Dr. Mary Ruwart is a Libertarian author, speaker, and activist who previously served as an Adjunct Professor of Biology at UNC-Charlotte. Dr. Ruwart was the Libertarian candidate for Senate in Texas in 2000, and was a keynote speaker at the 2004 Libertarian National Convention and at the LPNC state convention in 2018. Additionally, Dr. Ruwart has served on the boards of the International Society for Individual Liberty, the Fully Informed Jury Association, and the Michigan chapter of the Heartland Institute. She is currently one of the scholars leading the Libertarian Solutions 3.0 online learning course run by Liberty International.
As we move into 2023, it’s tough to know which way the world is turning. Covid has wreaked havoc on our economy, our rights, and our health.
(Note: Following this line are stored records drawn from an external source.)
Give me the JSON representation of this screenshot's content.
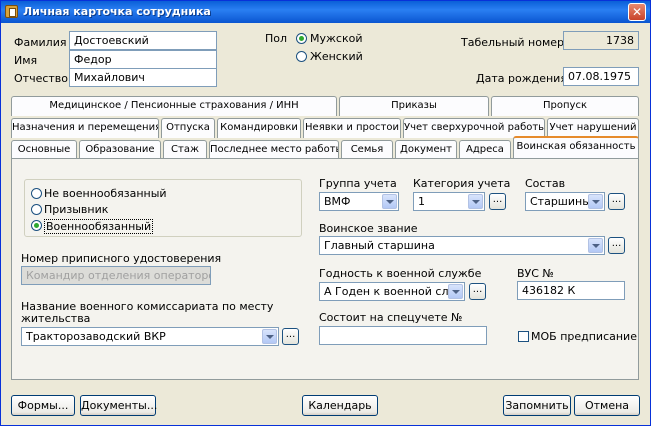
{
  "window": {
    "title": "Личная карточка сотрудника",
    "close_glyph": "✕"
  },
  "person": {
    "surname_label": "Фамилия",
    "surname": "Достоевский",
    "name_label": "Имя",
    "name": "Федор",
    "patronymic_label": "Отчество",
    "patronymic": "Михайлович",
    "gender_label": "Пол",
    "gender_male": "Мужской",
    "gender_female": "Женский",
    "gender_selected": "male",
    "tabnum_label": "Табельный номер",
    "tabnum": "1738",
    "birth_label": "Дата рождения",
    "birth": "07.08.1975"
  },
  "tabs": {
    "row1": [
      "Медицинское / Пенсионные страхования / ИНН",
      "Приказы",
      "Пропуск"
    ],
    "row2": [
      "Назначения и перемещения",
      "Отпуска",
      "Командировки",
      "Неявки и простои",
      "Учет сверхурочной работы",
      "Учет нарушений"
    ],
    "row3": [
      "Основные",
      "Образование",
      "Стаж",
      "Последнее место работы",
      "Семья",
      "Документ",
      "Адреса",
      "Воинская обязанность"
    ],
    "active": "Воинская обязанность"
  },
  "military": {
    "status_options": [
      "Не военнообязанный",
      "Призывник",
      "Военнообязанный"
    ],
    "status_selected": 2,
    "cert_label": "Номер приписного удостоверения",
    "cert_value": "Командир отделения операторов",
    "commissariat_label": "Название военного комиссариата по месту жительства",
    "commissariat_value": "Тракторозаводский ВКР",
    "group_label": "Группа учета",
    "group_value": "ВМФ",
    "category_label": "Категория учета",
    "category_value": "1",
    "composition_label": "Состав",
    "composition_value": "Старшины",
    "rank_label": "Воинское звание",
    "rank_value": "Главный старшина",
    "fitness_label": "Годность к военной службе",
    "fitness_value": "А  Годен к военной служб",
    "vus_label": "ВУС №",
    "vus_value": "436182 К",
    "special_label": "Состоит на спецучете №",
    "special_value": "",
    "mob_label": "МОБ предписание"
  },
  "buttons": {
    "forms": "Формы...",
    "documents": "Документы...",
    "calendar": "Календарь",
    "save": "Запомнить",
    "cancel": "Отмена",
    "dots": "..."
  }
}
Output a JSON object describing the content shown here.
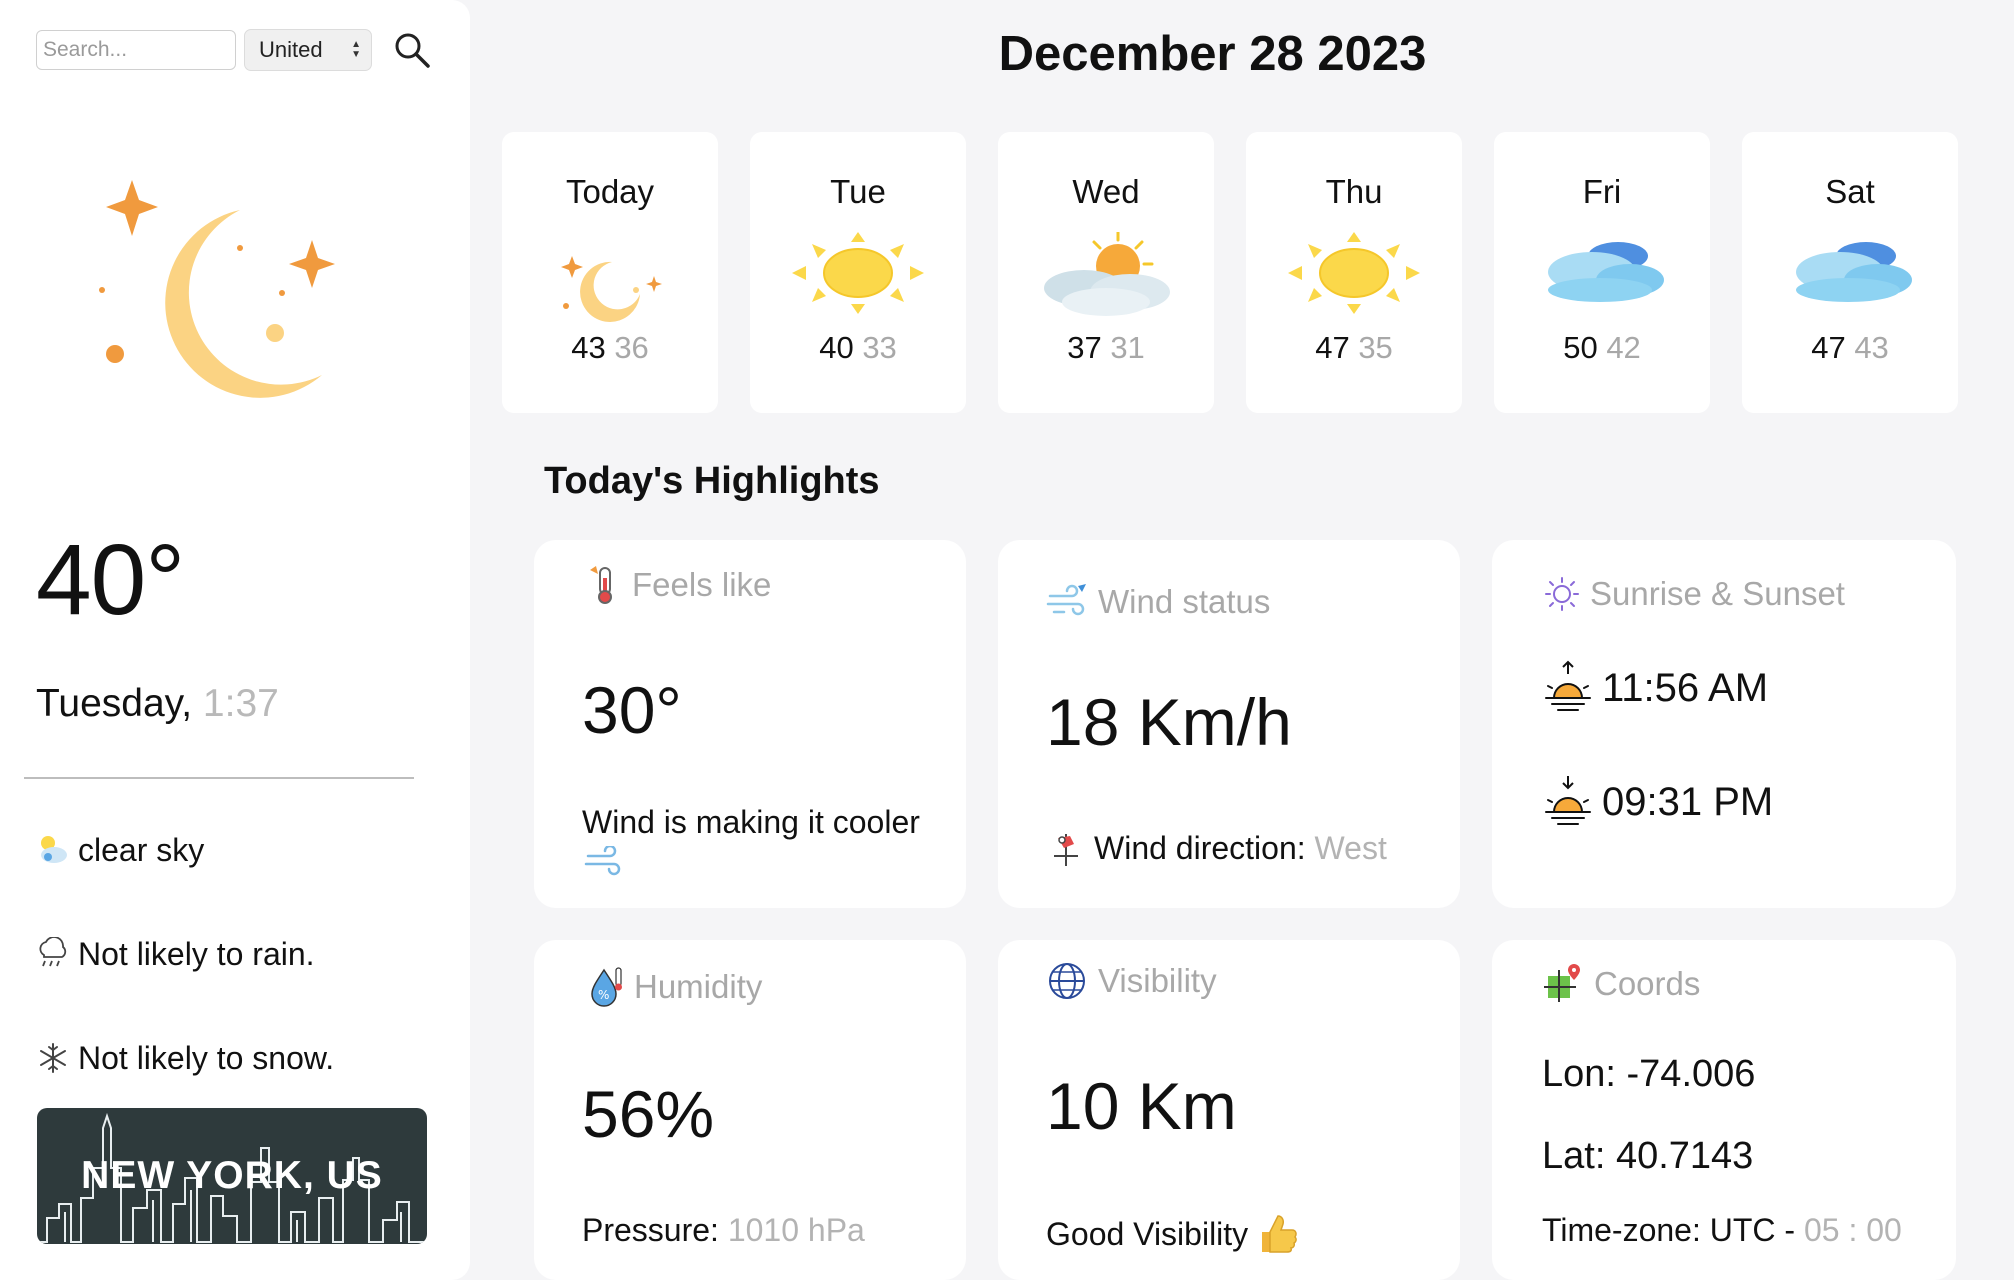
{
  "search": {
    "placeholder": "Search...",
    "country": "United"
  },
  "current": {
    "temperature": "40°",
    "day": "Tuesday,",
    "time": "1:37",
    "condition": "clear sky",
    "rain": "Not likely to rain.",
    "snow": "Not likely to snow.",
    "city": "NEW YORK, US"
  },
  "page_date": "December 28 2023",
  "forecast": [
    {
      "day": "Today",
      "max": "43",
      "min": "36",
      "icon": "moon-stars-icon"
    },
    {
      "day": "Tue",
      "max": "40",
      "min": "33",
      "icon": "sun-icon"
    },
    {
      "day": "Wed",
      "max": "37",
      "min": "31",
      "icon": "sun-behind-clouds-icon"
    },
    {
      "day": "Thu",
      "max": "47",
      "min": "35",
      "icon": "sun-icon"
    },
    {
      "day": "Fri",
      "max": "50",
      "min": "42",
      "icon": "clouds-icon"
    },
    {
      "day": "Sat",
      "max": "47",
      "min": "43",
      "icon": "clouds-icon"
    }
  ],
  "highlights": {
    "title": "Today's Highlights",
    "feels_like": {
      "label": "Feels like",
      "value": "30°",
      "note": "Wind is making it cooler"
    },
    "wind": {
      "label": "Wind status",
      "value": "18 Km/h",
      "direction_label": "Wind direction:",
      "direction_value": "West"
    },
    "sun": {
      "label": "Sunrise & Sunset",
      "sunrise": "11:56 AM",
      "sunset": "09:31 PM"
    },
    "humidity": {
      "label": "Humidity",
      "value": "56%",
      "pressure_label": "Pressure:",
      "pressure_value": "1010 hPa"
    },
    "visibility": {
      "label": "Visibility",
      "value": "10 Km",
      "note": "Good Visibility"
    },
    "coords": {
      "label": "Coords",
      "lon": "Lon: -74.006",
      "lat": "Lat: 40.7143",
      "tz_label": "Time-zone: UTC -",
      "tz_value": "05 : 00"
    }
  },
  "colors": {
    "accent_orange": "#f09a3e",
    "moon_yellow": "#fbd383",
    "sun_yellow": "#fbd84a",
    "cloud_blue": "#8ed3f2",
    "city_bg": "#2e3a3c"
  }
}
Although the worst of the crisis is supposedly behind us, it’s uncertain what 2023 will bring. Many of us are still mourning our losses and frustration abounds. This is when we are most vulnerable, when we must take care not to be our own worst enemies.
The government has accumulated power throughout the crisis and it may seem at times that there is little we, as libertarians, can do. In our understandable frustration, it’s easy to lash out at our families, friends, and fellow libertarians instead. If we do, our abusive government will have succeeded in dividing us and we will be doing its dirty work for it. In times like these, we should be coming together and acknowledging our real enemy and vent our frustration constructively.
How do we do that? We come together and help those who are not in a position to fight the good fight. For example, in Gastonia, not far from where I used to live in Charlotte, members of the LPNC and Spike Cohen's "You Are The Power" have been holding rallies, speaking at public meetings, and raising money to help abused and disadvantaged homeless people being harassed by city and county government. These activists are building bonds with local community members, forming a diverse coalition of people from across all political, cultural and economic spectrums. If we expect others to embrace our philosophy of non-aggression, we have to be a living example of our principles in action. Be the neighbor known for offering a hand up, not a hand out. If we invest faithfully in our cause, the people we are trying to reach will have extra incentive to invest a little faith in our ideas.
Joining a coalition to obtain justice allows us to unite with those who feel the same on a single, simple issue. Our comrades in arms are more likely to listen to the libertarian message when they see our dedication to justice in action. Not only do we thwart the injustice of the state, but we gain sympathizers for the libertarian ideal. Isn’t this a much better way to release our frustrations than fighting among ourselves? This is the time to embrace our libertarian colleagues and together do good. Let's not let "them" divide us, but unite us!